(GIVEN RECORDS Opens)

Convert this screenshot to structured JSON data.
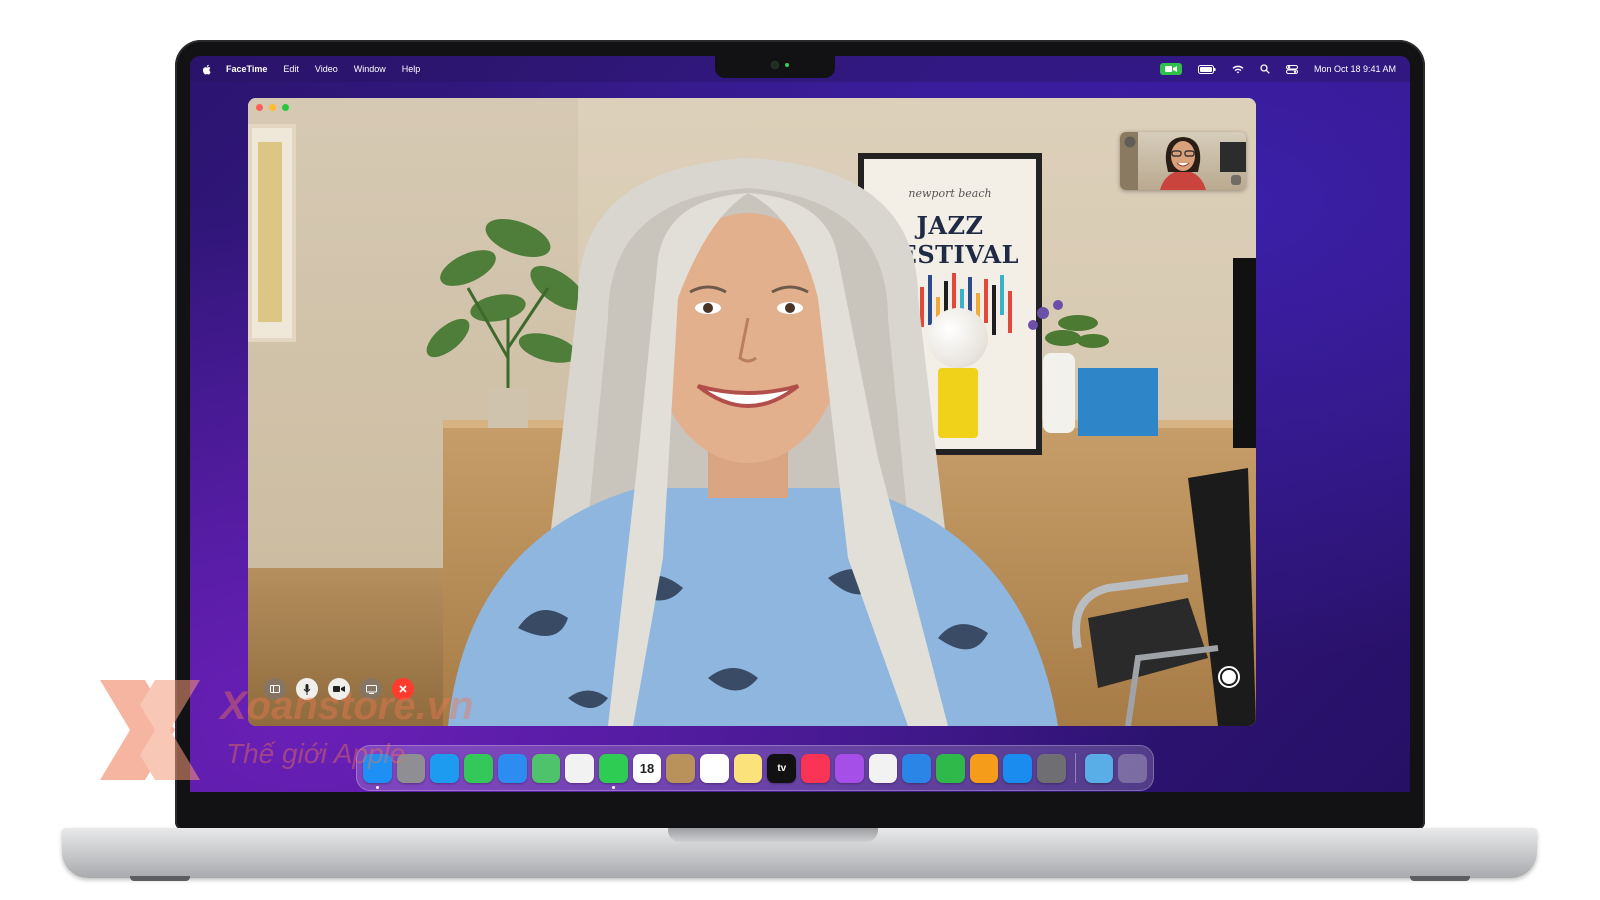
{
  "menubar": {
    "app_name": "FaceTime",
    "items": [
      "Edit",
      "Video",
      "Window",
      "Help"
    ],
    "datetime": "Mon Oct 18  9:41 AM"
  },
  "poster": {
    "script_text": "newport beach",
    "title": "JAZZ FESTIVAL"
  },
  "dock": {
    "calendar_day": "18",
    "tv_label": "tv",
    "apps": [
      {
        "name": "finder",
        "color": "#1e8ff5"
      },
      {
        "name": "launchpad",
        "color": "#8e8e93"
      },
      {
        "name": "safari",
        "color": "#1c9bf0"
      },
      {
        "name": "messages",
        "color": "#34c759"
      },
      {
        "name": "mail",
        "color": "#2d8cf0"
      },
      {
        "name": "maps",
        "color": "#4fc36b"
      },
      {
        "name": "photos",
        "color": "#f2f2f2"
      },
      {
        "name": "facetime",
        "color": "#2ecc52"
      },
      {
        "name": "calendar",
        "color": "#ffffff"
      },
      {
        "name": "contacts",
        "color": "#b8925a"
      },
      {
        "name": "reminders",
        "color": "#ffffff"
      },
      {
        "name": "notes",
        "color": "#fbe27a"
      },
      {
        "name": "apple-tv",
        "color": "#111111"
      },
      {
        "name": "music",
        "color": "#fa3455"
      },
      {
        "name": "podcasts",
        "color": "#a64ee8"
      },
      {
        "name": "news",
        "color": "#f2f2f2"
      },
      {
        "name": "keynote",
        "color": "#2b85e6"
      },
      {
        "name": "numbers",
        "color": "#2fb94a"
      },
      {
        "name": "pages",
        "color": "#f59c1b"
      },
      {
        "name": "app-store",
        "color": "#1a8cf0"
      },
      {
        "name": "system-preferences",
        "color": "#6e6e73"
      }
    ]
  },
  "watermark": {
    "name": "Xoanstore.vn",
    "tagline": "Thế giới Apple"
  },
  "colors": {
    "accent_green": "#2fc04a",
    "end_call_red": "#ff3b30",
    "wallpaper_purple": "#3a1a8c"
  }
}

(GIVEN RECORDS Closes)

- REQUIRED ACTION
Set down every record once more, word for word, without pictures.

- RESPONSE FOR THIS EXERCISE
Convert this screenshot to structured JSON data.
{
  "menubar": {
    "app_name": "FaceTime",
    "items": [
      "Edit",
      "Video",
      "Window",
      "Help"
    ],
    "datetime": "Mon Oct 18  9:41 AM"
  },
  "poster": {
    "script_text": "newport beach",
    "title": "JAZZ FESTIVAL"
  },
  "dock": {
    "calendar_day": "18",
    "tv_label": "tv",
    "apps": [
      {
        "name": "finder",
        "color": "#1e8ff5"
      },
      {
        "name": "launchpad",
        "color": "#8e8e93"
      },
      {
        "name": "safari",
        "color": "#1c9bf0"
      },
      {
        "name": "messages",
        "color": "#34c759"
      },
      {
        "name": "mail",
        "color": "#2d8cf0"
      },
      {
        "name": "maps",
        "color": "#4fc36b"
      },
      {
        "name": "photos",
        "color": "#f2f2f2"
      },
      {
        "name": "facetime",
        "color": "#2ecc52"
      },
      {
        "name": "calendar",
        "color": "#ffffff"
      },
      {
        "name": "contacts",
        "color": "#b8925a"
      },
      {
        "name": "reminders",
        "color": "#ffffff"
      },
      {
        "name": "notes",
        "color": "#fbe27a"
      },
      {
        "name": "apple-tv",
        "color": "#111111"
      },
      {
        "name": "music",
        "color": "#fa3455"
      },
      {
        "name": "podcasts",
        "color": "#a64ee8"
      },
      {
        "name": "news",
        "color": "#f2f2f2"
      },
      {
        "name": "keynote",
        "color": "#2b85e6"
      },
      {
        "name": "numbers",
        "color": "#2fb94a"
      },
      {
        "name": "pages",
        "color": "#f59c1b"
      },
      {
        "name": "app-store",
        "color": "#1a8cf0"
      },
      {
        "name": "system-preferences",
        "color": "#6e6e73"
      }
    ]
  },
  "watermark": {
    "name": "Xoanstore.vn",
    "tagline": "Thế giới Apple"
  },
  "colors": {
    "accent_green": "#2fc04a",
    "end_call_red": "#ff3b30",
    "wallpaper_purple": "#3a1a8c"
  }
}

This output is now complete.